vertices.

The question is how many graphs have a given product.  To avoid
infinities, we will consider only one-component graphs; that is,
connected graphs excluding the empty graph.  (If we allow the the empty
graph, a(1) will be one larger.)

Since valence 1 nodes don't directly affect the product, we can look at
the graph that results when they are removed.  This will be a connected
graph, and labeling each node with its original valence, the product of
the labels will be the original product.  Each node must be labeled
with at least its valence, and at least 2.  Furthermore, each such
labeling, up to graph equivalence, uniquely defines the original graph
-- so this gives us a way to compute the sequence.

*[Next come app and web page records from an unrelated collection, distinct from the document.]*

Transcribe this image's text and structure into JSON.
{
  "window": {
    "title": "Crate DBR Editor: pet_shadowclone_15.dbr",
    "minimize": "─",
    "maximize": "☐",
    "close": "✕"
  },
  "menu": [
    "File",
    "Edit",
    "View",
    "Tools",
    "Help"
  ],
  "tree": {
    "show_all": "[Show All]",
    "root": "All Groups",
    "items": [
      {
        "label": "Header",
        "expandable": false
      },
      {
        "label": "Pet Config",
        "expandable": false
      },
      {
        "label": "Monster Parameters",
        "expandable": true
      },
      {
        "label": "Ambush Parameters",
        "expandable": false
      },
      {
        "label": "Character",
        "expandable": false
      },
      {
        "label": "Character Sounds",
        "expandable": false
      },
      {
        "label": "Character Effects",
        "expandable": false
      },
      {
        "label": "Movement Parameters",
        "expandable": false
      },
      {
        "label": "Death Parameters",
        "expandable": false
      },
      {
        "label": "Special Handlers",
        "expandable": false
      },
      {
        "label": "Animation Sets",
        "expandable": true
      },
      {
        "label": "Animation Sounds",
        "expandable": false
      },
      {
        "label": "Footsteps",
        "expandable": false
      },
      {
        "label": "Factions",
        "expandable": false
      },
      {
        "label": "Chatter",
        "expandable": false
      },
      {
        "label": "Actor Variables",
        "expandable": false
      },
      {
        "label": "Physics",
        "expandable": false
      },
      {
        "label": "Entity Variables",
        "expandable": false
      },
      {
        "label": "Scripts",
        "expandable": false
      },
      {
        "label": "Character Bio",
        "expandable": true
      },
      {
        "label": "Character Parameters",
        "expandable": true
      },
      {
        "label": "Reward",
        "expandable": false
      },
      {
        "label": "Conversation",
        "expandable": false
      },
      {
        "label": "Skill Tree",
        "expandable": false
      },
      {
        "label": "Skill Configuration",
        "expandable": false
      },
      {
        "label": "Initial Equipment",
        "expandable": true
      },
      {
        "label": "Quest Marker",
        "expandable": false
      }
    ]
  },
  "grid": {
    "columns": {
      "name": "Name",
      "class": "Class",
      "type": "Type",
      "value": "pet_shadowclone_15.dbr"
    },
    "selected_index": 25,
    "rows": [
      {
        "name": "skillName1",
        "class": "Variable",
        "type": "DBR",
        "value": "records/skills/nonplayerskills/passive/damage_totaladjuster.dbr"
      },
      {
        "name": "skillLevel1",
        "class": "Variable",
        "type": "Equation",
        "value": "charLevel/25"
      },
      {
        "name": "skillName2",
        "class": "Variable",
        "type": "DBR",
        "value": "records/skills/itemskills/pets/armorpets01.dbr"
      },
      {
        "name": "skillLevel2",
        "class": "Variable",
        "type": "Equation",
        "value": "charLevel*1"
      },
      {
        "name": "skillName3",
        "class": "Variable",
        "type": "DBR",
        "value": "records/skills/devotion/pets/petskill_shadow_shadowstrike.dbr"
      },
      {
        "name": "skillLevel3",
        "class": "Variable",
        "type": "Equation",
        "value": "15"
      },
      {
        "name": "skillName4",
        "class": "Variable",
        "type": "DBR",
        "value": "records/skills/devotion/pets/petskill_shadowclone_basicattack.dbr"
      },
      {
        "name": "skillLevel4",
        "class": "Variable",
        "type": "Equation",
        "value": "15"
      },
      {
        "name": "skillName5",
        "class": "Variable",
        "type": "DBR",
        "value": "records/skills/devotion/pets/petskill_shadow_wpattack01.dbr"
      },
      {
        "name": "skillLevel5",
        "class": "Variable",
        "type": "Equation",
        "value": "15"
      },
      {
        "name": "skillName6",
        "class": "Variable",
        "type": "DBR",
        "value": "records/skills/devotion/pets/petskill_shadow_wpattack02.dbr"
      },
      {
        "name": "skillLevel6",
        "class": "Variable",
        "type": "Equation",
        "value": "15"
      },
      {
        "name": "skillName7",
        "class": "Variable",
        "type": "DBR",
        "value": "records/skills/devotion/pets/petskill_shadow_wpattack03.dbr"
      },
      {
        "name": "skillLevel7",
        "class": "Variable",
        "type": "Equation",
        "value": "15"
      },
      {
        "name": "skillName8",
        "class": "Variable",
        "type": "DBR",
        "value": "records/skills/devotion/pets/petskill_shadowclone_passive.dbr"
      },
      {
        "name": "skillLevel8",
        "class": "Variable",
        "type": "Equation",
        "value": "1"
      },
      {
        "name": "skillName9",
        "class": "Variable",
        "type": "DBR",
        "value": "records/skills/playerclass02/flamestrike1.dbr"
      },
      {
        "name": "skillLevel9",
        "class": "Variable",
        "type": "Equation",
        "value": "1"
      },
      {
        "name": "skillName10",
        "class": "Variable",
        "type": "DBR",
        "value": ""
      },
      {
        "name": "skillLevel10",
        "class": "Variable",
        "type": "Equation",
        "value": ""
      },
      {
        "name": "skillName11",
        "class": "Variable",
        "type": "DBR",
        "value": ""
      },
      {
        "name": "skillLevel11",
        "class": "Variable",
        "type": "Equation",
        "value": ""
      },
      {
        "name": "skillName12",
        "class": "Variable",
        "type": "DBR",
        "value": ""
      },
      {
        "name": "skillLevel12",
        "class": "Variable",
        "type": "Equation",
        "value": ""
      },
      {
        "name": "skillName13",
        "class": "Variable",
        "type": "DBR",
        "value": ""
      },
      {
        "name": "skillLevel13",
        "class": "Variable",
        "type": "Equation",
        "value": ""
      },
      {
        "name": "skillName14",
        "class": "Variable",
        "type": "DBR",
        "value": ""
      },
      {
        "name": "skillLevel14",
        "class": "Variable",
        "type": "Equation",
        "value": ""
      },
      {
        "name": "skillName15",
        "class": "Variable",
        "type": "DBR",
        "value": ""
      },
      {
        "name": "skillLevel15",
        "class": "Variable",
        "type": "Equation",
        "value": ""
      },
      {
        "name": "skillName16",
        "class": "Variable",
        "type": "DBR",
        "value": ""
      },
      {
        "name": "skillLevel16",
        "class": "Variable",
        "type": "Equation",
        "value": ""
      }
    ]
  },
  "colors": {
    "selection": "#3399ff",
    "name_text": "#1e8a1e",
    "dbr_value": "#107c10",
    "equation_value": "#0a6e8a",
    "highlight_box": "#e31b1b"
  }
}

For a given n, we need only look at connected graphs with at most
BigOmega(n) (A001222) nodes.  In particular, if n is prime, a(n) = 1,
and if n is a semiprime, a(n) = 2.

Hand-calculating, and starting with n = 0 (the one-point graph), I get:

1,1,1,1,2,1,2,1,4,2,1,6,1,2,2,8,1,6,1,6,2,2,1,16,
2,2,4,6,1,8,1,16,2,2,2,23,1,2,2,16,1,6,1,6,6,2,1

I don't know what a(48) is.

I would appreciate it if someone could (1) verify these values, and (2)
compute some more.  Anything else anyone can contribute about the
sequence would also be welcome.